┌──

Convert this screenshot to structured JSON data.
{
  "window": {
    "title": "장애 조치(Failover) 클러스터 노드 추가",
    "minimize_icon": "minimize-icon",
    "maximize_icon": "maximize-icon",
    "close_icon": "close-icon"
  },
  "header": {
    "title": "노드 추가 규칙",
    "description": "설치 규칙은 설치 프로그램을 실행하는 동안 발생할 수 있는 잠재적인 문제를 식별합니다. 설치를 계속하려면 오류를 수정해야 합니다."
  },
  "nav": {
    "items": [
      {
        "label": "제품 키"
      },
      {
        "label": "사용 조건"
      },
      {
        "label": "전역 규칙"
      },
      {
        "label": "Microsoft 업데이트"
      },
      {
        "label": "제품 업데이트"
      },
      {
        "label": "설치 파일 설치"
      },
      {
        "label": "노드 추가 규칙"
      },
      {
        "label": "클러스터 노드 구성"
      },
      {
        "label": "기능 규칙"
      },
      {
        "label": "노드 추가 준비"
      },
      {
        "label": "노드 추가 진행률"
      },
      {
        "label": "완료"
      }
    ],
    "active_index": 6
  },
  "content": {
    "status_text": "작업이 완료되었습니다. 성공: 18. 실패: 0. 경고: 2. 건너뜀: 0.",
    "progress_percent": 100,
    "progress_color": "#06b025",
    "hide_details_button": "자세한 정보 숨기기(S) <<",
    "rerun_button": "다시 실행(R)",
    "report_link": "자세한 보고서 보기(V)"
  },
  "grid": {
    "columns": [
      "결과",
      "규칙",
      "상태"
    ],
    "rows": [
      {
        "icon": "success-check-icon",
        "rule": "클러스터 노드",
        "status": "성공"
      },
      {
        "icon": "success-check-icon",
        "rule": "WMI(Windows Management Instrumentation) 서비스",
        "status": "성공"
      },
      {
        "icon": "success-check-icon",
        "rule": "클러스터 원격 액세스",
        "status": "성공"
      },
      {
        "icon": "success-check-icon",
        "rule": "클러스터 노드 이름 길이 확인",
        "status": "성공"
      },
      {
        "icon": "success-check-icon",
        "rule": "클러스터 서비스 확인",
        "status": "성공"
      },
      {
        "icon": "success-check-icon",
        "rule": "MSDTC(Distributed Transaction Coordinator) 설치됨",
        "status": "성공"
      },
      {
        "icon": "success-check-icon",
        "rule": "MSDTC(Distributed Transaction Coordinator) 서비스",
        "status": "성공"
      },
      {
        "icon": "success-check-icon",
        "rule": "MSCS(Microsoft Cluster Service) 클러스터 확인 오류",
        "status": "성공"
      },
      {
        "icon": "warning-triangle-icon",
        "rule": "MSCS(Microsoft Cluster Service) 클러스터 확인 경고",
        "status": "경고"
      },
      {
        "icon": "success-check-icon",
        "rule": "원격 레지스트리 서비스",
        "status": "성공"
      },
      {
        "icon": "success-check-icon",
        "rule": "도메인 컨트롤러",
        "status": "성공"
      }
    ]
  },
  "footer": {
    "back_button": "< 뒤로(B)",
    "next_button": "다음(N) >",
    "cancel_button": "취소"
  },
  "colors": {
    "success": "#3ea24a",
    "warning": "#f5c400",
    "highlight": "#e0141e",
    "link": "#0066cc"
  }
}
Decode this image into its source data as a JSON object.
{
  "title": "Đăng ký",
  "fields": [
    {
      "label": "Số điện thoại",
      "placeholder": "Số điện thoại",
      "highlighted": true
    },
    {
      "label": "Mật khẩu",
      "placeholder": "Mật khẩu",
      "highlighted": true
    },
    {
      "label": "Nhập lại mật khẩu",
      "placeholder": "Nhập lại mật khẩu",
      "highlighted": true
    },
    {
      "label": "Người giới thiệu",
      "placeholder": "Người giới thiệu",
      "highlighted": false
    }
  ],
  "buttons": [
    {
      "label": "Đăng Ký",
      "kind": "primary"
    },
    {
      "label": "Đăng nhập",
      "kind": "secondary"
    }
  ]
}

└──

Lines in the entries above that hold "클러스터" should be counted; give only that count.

== Result for this task ==
8